The Trump administration already cancelled $5 million in ads that advertised the upcoming enrollment season, and the president is now threatening to withhold federal payments that help reduce insurance premiums — particularly for low-income people — and keep companies in the market.

Senate Minority Leader Chuck Schumer claimed that Trump was putting his thumb on the scale and toying with the lives of millions.

"If the President refuses to make the cost sharing reduction payments, every expert agrees that premiums will go up and health care will be more expensive for millions of Americans," Schumer said in a statement. "The president ought to stop playing politics with people's lives and health care, start leading and finally begin acting Presidential.”

Related: What's Going to Happen to Obamacare?

Trump also used Twitter on Saturday to blast the Senate rules that require 60 votes to overcome a legislative filibuster after Senate Republicans failed to pass a “skinny” version of its health care plan.

Senate rules state that three-fifths of the Senate must agree to end the debate over a piece of legislation and move to a vote, which is known as invoking cloture. A group of 61 senators from both parties sent a letter to Senate leaders in April that stated their opposition to eliminating the legislative filibuster.

Republicans had avoided a filibuster in the first place by attempting to pass health care through budget reconciliation, which limits their actions to only impacting costs or taxes. Budget reconciliation only requires 51 votes and doesn’t provide an opportunity for a filibuster — but the tactic also greatly hampered the GOP’s ability to change the law.

The president declared on Saturday that the Senate must get rid of the rule because "It is killing the R Party, allows 8 Dems to control country."

He added in a later tweet that Senate Majority Leader Mitch McConnell must "go to 51 Votes NOW and WIN. IT’S TIME!"

McConnell has previously dismissed such demands from the president, who said in a May 2 tweet that the country needed to “either elect more Republican Senators in 2018 or change the rules now to 51%” or the country would need to undergo “a good ‘shutdown’ in September to fix mess!”

Trump said on Twitter Saturday that Democrats were "laughing at R's" and would dismantle the filibuster if they "ever got the chance."

Later Saturday, Trump also took aim at China over what he said was that country’s inaction on North Korea. North Korea on Friday conducted its second test of an intercontinental ballistic missile. It has conducted five nuclear tests since 2006.

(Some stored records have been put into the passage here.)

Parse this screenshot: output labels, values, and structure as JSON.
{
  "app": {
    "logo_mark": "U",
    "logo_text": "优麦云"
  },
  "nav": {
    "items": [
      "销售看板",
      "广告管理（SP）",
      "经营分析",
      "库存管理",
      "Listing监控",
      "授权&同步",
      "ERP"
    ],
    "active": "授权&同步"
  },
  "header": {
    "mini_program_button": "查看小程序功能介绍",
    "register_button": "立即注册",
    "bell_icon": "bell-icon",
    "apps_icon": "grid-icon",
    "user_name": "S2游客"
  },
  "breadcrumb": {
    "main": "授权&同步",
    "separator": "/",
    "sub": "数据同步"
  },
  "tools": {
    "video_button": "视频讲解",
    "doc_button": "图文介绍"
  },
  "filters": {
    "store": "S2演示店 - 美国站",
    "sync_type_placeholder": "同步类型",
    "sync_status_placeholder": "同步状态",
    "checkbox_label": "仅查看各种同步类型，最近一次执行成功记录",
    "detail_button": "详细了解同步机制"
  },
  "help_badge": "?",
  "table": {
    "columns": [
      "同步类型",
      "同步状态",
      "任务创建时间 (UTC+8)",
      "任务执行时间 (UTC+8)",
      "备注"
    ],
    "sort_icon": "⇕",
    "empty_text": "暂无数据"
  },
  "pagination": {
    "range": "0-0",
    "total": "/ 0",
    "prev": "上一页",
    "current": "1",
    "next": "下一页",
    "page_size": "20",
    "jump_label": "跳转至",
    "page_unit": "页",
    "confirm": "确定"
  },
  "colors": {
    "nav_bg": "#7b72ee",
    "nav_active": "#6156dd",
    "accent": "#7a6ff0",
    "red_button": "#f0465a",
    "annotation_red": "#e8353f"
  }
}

"I am very disappointed in China. Our foolish past leaders have allowed them to make hundreds of billions of dollars a year in trade, yet they do NOTHING for us with North Korea, just talk," Trump said in two tweets Saturday evening.

"We will no longer allow this to continue," Trump said in the tweets. "China could easily solve this problem!"

Trump's criticism of China came a day after U.S. Secretary of State Rex Tillerson in a statement called Russia and China "the principal economic enablers of North Korea's nuclear weapon and ballistic missile development program" after the ICBM test.

Tillerson said in Friday’s statement that Russia and China "bear unique and special responsibility for this growing threat to regional and global stability."